Optimisation of a Series of Potent and Selective GR Antagonists
The Role of Glucocorticoids and Mifepristone in Cushing’s Syndrome Treatment: Optimising Selective GR Antagonists
Glucocorticoids play a crucial role in regulating various biological processes through their interaction with the widely expressed glucocorticoid receptor (GR). However, excessive glucocorticoid activity can lead to detrimental effects, such as glucose intolerance and diabetes. Chronic elevation of the glucocorticoid hormone, cortisol, is associated with endogenous Cushing’s syndrome.
To address this condition, Mifepristone (Korlym™) (Figure 1), a potent GR antagonist, has gained approval for Cushing’s syndrome treatment in the US. Mifepristone also acts as an antagonist of the progesterone receptor (PR), making it an approved abortifacient drug.

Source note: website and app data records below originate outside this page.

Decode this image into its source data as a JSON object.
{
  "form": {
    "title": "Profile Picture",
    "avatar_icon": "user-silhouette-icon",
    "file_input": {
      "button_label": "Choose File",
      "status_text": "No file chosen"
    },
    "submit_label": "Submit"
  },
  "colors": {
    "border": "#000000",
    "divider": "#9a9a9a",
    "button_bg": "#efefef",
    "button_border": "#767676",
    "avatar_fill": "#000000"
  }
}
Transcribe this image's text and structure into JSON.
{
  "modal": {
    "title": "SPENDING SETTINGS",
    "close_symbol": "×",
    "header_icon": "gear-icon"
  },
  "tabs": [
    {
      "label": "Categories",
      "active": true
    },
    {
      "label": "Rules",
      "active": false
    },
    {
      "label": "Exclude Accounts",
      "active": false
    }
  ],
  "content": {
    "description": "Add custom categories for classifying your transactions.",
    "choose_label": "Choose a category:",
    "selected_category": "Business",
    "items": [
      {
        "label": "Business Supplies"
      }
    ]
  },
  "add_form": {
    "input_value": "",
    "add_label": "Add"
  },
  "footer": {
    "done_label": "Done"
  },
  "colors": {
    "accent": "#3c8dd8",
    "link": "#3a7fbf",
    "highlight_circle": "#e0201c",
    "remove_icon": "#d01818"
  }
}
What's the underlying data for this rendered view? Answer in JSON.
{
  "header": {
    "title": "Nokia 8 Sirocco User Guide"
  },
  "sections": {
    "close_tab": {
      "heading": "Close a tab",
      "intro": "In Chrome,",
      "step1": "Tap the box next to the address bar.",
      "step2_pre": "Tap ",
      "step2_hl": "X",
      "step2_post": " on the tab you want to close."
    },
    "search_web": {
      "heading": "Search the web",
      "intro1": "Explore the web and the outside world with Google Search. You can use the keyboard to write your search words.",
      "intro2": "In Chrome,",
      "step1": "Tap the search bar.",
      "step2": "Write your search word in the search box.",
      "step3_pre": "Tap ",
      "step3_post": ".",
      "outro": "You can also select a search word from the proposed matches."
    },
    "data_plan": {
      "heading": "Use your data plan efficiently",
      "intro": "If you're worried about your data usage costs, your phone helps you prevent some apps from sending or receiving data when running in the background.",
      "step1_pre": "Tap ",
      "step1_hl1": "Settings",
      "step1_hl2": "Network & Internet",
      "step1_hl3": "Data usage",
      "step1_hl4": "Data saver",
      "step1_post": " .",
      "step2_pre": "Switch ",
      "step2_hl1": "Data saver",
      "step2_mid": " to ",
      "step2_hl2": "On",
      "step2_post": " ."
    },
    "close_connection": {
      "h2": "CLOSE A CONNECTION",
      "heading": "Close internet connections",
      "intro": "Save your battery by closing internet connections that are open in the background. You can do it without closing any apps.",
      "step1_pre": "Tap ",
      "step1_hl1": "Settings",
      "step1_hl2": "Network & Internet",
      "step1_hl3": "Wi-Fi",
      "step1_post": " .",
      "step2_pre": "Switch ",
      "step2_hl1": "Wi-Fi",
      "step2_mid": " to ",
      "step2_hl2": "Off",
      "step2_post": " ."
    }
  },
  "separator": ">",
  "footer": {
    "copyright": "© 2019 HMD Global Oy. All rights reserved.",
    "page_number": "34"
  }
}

Previously, a series of 1H-pyrazolo[3,4-g]hexahydro-isoquinoline sulphonamides (Figure 2) were reported as potent and selective GR antagonists. Our research aims to optimise this series further by reducing hERG activity and enhancing pharmacokinetic (PK) properties and GR potency. These improvements hold promise for more effective treatments for Cushing’s syndrome and related conditions, providing potential relief to affected individuals.